The 1977 “Green Jersey Game” is also a happy memory for the Golden Domers. That year Notre Dame wore its traditional blue uniforms during warmups before switching clothes and charging out of the tunnel in special green jerseys followed by a giant Trojan horse. Led by quarterback Joe Montana, the Irish won 49-19.

USC supporters can claim “The Comeback” from 1974, in which the Trojans trailed 24-0 with 10 seconds remaining in the first half and rallied to win 55-24. Running back Anthony Davis scored four of his 11 career touchdowns against Notre Dame in that game.

More recently, Matt Leinart converted a 4th-and-9 pass to Dwayne Jarrett at Notre Dame Stadium in 2005 on the Trojans’ dramatic late drive. Leinart won the game with a one-yard quarterback sneak on the famous “Bush Push” play, giving the Trojans a 34-31 victory.

It’s moments like those that make USC and Notre Dame’s rivalry stand out as truly special.

 

“Sellin’ the Sizzle” runs Wednesdays. To comment on this article, visit dailytrojan.com or email Jonathan at jkendric@usc.edu.

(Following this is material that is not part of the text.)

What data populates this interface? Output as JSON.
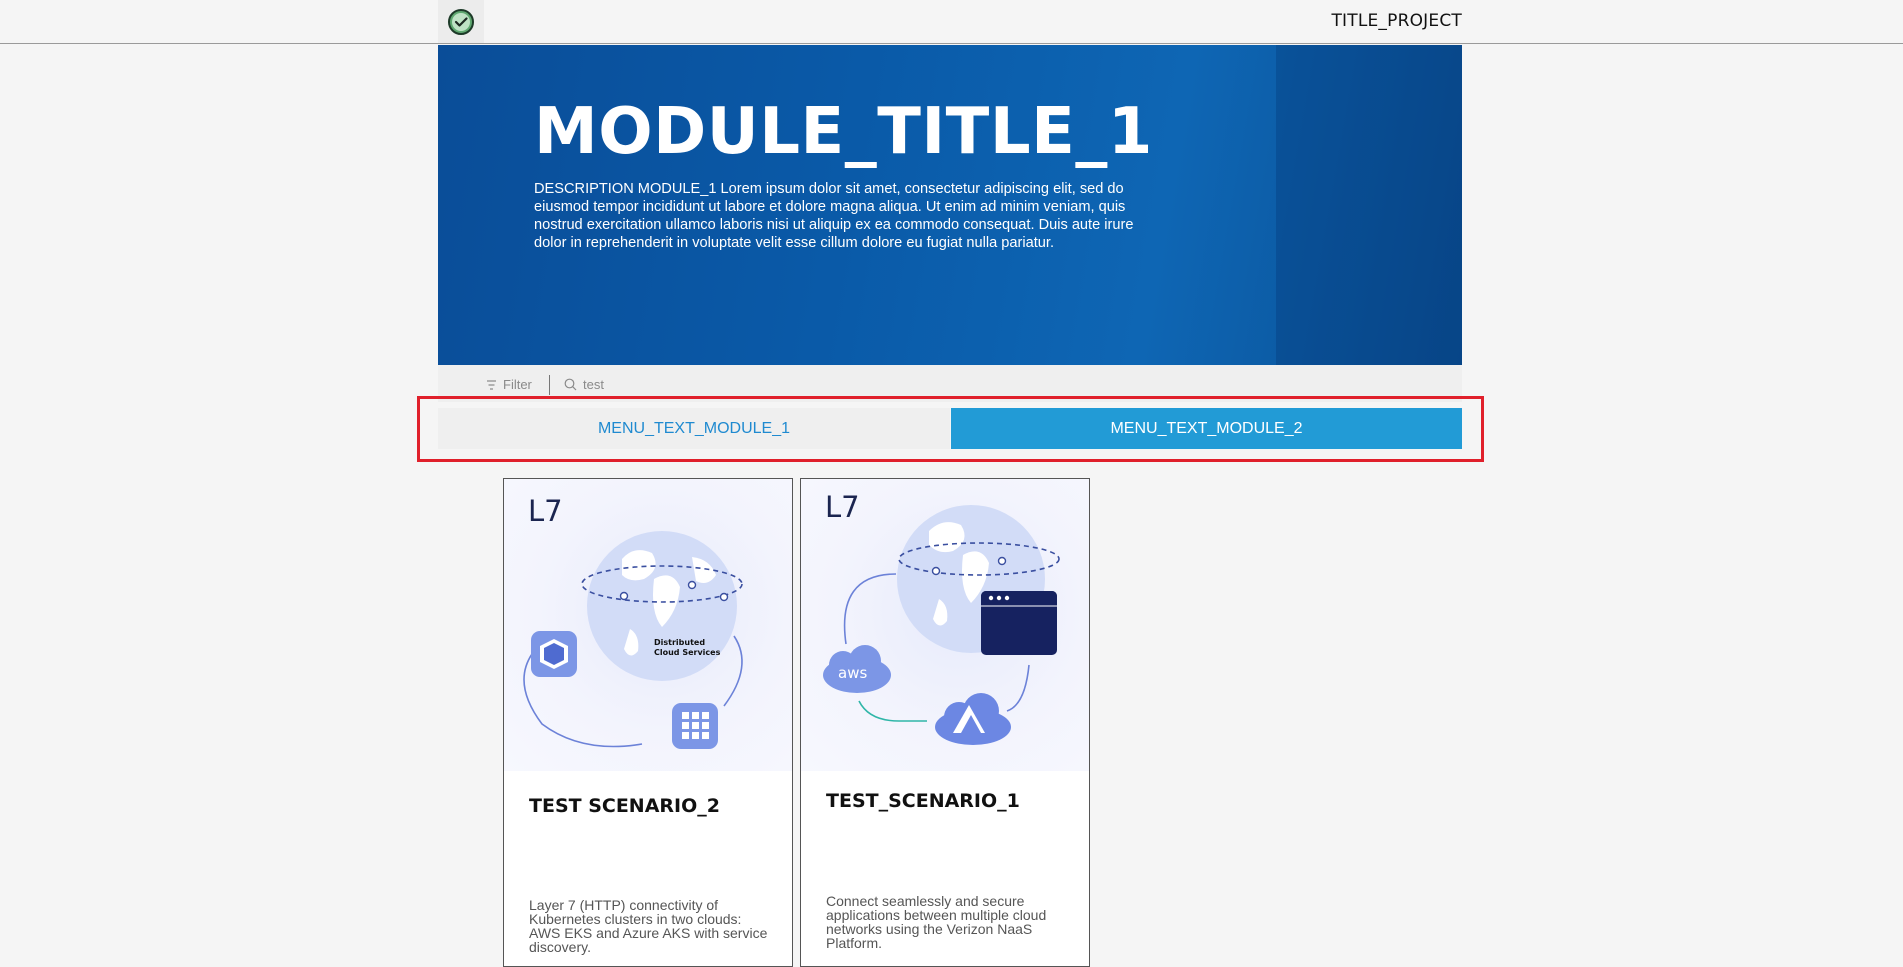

  • Al Cramer

    Well written article. The only thing I would quibble with is the assertion that the Miami games meant more to us than those with USC. The games with Miami during that period meant more in the polls, but no game ever matters more to us than the SC game. Go Irish!

    • Having seen many of the games at both locations, I would add that there is a mutual respect between the schools, or at least a cordial atmosphere. GO IRISH